From the entries, copy every line that carries the string "hands".
--- MATERIAL PROVIDED Enclosed Below ---
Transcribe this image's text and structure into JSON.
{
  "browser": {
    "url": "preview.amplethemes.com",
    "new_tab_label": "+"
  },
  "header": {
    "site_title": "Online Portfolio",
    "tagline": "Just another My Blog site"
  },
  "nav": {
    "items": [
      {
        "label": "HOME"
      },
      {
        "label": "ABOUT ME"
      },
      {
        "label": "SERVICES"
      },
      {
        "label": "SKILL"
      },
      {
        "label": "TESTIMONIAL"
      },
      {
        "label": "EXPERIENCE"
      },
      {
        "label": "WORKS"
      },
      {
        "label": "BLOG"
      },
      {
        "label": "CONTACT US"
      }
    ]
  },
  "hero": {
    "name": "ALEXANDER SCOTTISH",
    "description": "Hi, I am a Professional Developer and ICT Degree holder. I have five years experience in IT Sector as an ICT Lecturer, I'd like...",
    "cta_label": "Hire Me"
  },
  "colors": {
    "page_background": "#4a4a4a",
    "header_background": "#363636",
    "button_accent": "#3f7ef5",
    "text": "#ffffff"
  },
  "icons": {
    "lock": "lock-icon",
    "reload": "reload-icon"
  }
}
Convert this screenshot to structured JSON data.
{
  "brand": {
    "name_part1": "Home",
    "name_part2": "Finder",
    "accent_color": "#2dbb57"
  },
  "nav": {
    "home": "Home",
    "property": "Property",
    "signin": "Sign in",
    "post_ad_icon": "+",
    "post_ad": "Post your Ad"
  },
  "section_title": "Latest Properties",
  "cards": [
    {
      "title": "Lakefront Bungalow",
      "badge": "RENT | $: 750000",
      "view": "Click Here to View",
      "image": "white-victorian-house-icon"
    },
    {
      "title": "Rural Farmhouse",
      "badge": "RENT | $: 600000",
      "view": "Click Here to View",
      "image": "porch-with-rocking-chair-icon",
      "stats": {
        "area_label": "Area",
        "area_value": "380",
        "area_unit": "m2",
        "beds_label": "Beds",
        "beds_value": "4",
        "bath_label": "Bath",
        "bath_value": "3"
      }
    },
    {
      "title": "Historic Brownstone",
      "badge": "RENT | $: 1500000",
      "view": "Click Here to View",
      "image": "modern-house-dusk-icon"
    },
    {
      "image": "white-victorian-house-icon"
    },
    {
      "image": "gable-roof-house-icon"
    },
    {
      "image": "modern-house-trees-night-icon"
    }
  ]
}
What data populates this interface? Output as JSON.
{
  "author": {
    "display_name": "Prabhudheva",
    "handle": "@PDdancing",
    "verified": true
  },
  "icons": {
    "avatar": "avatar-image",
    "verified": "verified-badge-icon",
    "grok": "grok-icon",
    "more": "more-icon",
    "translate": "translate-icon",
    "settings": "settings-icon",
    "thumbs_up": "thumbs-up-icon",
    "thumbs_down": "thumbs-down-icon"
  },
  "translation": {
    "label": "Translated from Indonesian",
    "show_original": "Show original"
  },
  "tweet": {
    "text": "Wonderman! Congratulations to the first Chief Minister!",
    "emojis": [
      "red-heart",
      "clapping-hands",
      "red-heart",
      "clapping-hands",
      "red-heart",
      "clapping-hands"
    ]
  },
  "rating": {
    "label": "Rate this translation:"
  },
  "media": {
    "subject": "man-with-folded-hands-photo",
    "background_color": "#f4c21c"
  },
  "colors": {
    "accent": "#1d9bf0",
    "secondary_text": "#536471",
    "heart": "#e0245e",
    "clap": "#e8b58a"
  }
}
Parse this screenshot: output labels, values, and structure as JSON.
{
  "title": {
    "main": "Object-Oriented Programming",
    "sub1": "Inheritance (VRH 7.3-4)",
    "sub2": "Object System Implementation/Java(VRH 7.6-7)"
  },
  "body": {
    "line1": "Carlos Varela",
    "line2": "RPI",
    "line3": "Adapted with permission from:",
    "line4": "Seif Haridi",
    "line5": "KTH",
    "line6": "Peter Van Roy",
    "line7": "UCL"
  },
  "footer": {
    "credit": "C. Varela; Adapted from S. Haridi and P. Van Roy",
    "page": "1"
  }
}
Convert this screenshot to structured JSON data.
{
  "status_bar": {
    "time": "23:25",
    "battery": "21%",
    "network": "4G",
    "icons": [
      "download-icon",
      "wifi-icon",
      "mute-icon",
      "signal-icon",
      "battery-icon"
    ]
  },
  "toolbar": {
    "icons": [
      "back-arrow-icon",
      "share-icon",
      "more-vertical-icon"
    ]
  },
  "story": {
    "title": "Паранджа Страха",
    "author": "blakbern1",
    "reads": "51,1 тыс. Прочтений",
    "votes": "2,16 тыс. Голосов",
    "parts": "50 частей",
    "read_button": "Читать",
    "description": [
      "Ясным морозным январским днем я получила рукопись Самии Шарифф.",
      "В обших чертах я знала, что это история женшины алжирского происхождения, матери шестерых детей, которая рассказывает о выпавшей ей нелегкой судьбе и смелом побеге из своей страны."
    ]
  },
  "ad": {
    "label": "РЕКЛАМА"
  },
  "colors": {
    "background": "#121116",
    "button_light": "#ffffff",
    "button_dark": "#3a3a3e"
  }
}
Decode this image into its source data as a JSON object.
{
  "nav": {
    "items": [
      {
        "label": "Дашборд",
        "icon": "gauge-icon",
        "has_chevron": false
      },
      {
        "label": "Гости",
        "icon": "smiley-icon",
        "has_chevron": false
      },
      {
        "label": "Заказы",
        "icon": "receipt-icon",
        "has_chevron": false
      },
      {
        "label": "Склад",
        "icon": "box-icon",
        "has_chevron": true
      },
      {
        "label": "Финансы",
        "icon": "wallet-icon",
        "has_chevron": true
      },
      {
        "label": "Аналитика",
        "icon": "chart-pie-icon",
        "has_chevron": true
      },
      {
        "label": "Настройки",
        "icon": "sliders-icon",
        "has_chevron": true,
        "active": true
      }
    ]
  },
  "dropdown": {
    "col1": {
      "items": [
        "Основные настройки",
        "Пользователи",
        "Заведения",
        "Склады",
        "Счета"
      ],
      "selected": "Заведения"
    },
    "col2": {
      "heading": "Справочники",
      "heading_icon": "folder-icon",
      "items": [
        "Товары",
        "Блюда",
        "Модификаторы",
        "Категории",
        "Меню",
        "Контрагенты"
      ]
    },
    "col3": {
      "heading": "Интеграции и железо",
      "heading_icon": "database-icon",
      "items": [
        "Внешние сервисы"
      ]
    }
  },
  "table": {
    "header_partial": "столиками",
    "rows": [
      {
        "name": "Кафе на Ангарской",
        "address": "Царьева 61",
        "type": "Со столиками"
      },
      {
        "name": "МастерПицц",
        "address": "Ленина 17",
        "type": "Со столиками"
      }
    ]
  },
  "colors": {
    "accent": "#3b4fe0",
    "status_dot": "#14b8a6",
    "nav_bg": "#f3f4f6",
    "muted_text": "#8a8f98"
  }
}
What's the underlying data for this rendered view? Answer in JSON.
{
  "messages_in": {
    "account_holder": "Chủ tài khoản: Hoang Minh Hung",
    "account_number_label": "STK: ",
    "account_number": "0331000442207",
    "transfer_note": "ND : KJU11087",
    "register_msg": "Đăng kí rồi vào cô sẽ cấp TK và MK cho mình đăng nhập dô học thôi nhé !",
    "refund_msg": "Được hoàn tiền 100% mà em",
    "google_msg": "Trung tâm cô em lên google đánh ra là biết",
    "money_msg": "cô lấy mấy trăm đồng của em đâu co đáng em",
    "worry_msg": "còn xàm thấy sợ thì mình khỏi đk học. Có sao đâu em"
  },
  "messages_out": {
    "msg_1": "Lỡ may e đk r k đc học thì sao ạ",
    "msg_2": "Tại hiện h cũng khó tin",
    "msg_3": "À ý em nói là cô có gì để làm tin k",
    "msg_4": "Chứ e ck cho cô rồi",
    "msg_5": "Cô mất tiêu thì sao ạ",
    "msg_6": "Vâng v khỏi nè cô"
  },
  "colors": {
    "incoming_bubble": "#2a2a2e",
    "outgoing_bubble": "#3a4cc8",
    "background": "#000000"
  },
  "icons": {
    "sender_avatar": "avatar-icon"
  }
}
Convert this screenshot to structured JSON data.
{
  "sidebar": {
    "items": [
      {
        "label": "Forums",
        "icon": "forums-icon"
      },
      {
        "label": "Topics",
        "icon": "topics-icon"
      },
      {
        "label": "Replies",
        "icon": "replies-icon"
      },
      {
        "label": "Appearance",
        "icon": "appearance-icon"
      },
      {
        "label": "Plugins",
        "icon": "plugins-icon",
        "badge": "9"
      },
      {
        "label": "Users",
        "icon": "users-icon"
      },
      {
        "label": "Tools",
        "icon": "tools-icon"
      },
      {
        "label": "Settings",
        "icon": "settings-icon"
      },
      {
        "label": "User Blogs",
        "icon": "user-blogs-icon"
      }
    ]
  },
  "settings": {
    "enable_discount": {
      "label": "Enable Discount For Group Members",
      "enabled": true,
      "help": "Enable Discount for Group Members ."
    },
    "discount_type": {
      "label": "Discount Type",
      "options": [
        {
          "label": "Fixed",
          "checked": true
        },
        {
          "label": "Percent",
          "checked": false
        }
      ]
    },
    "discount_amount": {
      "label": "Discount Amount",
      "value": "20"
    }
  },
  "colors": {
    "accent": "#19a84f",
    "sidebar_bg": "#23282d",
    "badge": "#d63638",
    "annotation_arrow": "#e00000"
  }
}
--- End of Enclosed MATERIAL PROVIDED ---
_SOLUTION TO THE PROBLEM_
      "clapping-hands",
      "clapping-hands",
      "clapping-hands"
    "subject": "man-with-folded-hands-photo",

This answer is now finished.